§ Task: Provide the data again in its entirety, exactly as given.

'''

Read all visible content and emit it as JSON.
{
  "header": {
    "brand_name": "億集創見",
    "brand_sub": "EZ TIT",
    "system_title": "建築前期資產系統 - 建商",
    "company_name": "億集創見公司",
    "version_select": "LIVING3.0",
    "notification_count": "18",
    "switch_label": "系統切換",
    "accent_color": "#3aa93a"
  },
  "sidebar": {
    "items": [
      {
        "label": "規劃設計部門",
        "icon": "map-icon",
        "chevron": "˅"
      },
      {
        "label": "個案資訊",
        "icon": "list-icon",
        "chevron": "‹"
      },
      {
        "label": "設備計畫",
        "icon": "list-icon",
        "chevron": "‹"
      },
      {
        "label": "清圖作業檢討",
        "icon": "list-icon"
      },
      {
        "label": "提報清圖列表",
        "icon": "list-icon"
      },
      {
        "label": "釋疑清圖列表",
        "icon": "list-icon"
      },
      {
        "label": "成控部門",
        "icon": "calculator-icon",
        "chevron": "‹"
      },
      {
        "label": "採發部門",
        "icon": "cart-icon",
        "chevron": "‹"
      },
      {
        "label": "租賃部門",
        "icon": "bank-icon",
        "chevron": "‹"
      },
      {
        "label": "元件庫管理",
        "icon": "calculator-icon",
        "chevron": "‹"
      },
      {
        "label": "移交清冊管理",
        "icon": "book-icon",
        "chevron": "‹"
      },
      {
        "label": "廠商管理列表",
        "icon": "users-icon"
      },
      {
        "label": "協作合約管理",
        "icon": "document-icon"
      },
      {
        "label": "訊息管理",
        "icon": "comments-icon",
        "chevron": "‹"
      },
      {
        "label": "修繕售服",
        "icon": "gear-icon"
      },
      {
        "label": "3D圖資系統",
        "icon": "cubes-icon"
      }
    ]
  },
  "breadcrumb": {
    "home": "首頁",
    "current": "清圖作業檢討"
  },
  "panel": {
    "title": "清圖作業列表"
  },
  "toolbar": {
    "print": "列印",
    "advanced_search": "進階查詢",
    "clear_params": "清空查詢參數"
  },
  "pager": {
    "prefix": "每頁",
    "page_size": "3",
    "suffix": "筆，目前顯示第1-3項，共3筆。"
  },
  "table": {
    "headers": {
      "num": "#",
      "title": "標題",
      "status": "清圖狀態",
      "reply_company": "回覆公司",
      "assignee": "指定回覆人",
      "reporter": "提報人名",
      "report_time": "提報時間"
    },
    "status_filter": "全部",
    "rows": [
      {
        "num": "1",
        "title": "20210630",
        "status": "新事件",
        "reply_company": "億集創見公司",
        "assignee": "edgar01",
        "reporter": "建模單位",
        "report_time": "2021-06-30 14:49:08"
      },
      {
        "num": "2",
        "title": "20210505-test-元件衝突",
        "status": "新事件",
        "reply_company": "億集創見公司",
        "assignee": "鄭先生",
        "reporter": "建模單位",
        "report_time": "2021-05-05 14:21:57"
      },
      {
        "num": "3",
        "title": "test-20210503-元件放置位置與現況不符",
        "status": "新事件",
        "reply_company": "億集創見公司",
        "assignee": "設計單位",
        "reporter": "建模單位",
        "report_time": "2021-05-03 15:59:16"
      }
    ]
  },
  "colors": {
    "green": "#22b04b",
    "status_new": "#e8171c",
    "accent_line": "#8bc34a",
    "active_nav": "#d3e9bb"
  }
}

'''

§ Result:
Read all visible content and emit it as JSON.
{
  "header": {
    "brand_name": "億集創見",
    "brand_sub": "EZ TIT",
    "system_title": "建築前期資產系統 - 建商",
    "company_name": "億集創見公司",
    "version_select": "LIVING3.0",
    "notification_count": "18",
    "switch_label": "系統切換",
    "accent_color": "#3aa93a"
  },
  "sidebar": {
    "items": [
      {
        "label": "規劃設計部門",
        "icon": "map-icon",
        "chevron": "˅"
      },
      {
        "label": "個案資訊",
        "icon": "list-icon",
        "chevron": "‹"
      },
      {
        "label": "設備計畫",
        "icon": "list-icon",
        "chevron": "‹"
      },
      {
        "label": "清圖作業檢討",
        "icon": "list-icon"
      },
      {
        "label": "提報清圖列表",
        "icon": "list-icon"
      },
      {
        "label": "釋疑清圖列表",
        "icon": "list-icon"
      },
      {
        "label": "成控部門",
        "icon": "calculator-icon",
        "chevron": "‹"
      },
      {
        "label": "採發部門",
        "icon": "cart-icon",
        "chevron": "‹"
      },
      {
        "label": "租賃部門",
        "icon": "bank-icon",
        "chevron": "‹"
      },
      {
        "label": "元件庫管理",
        "icon": "calculator-icon",
        "chevron": "‹"
      },
      {
        "label": "移交清冊管理",
        "icon": "book-icon",
        "chevron": "‹"
      },
      {
        "label": "廠商管理列表",
        "icon": "users-icon"
      },
      {
        "label": "協作合約管理",
        "icon": "document-icon"
      },
      {
        "label": "訊息管理",
        "icon": "comments-icon",
        "chevron": "‹"
      },
      {
        "label": "修繕售服",
        "icon": "gear-icon"
      },
      {
        "label": "3D圖資系統",
        "icon": "cubes-icon"
      }
    ]
  },
  "breadcrumb": {
    "home": "首頁",
    "current": "清圖作業檢討"
  },
  "panel": {
    "title": "清圖作業列表"
  },
  "toolbar": {
    "print": "列印",
    "advanced_search": "進階查詢",
    "clear_params": "清空查詢參數"
  },
  "pager": {
    "prefix": "每頁",
    "page_size": "3",
    "suffix": "筆，目前顯示第1-3項，共3筆。"
  },
  "table": {
    "headers": {
      "num": "#",
      "title": "標題",
      "status": "清圖狀態",
      "reply_company": "回覆公司",
      "assignee": "指定回覆人",
      "reporter": "提報人名",
      "report_time": "提報時間"
    },
    "status_filter": "全部",
    "rows": [
      {
        "num": "1",
        "title": "20210630",
        "status": "新事件",
        "reply_company": "億集創見公司",
        "assignee": "edgar01",
        "reporter": "建模單位",
        "report_time": "2021-06-30 14:49:08"
      },
      {
        "num": "2",
        "title": "20210505-test-元件衝突",
        "status": "新事件",
        "reply_company": "億集創見公司",
        "assignee": "鄭先生",
        "reporter": "建模單位",
        "report_time": "2021-05-05 14:21:57"
      },
      {
        "num": "3",
        "title": "test-20210503-元件放置位置與現況不符",
        "status": "新事件",
        "reply_company": "億集創見公司",
        "assignee": "設計單位",
        "reporter": "建模單位",
        "report_time": "2021-05-03 15:59:16"
      }
    ]
  },
  "colors": {
    "green": "#22b04b",
    "status_new": "#e8171c",
    "accent_line": "#8bc34a",
    "active_nav": "#d3e9bb"
  }
}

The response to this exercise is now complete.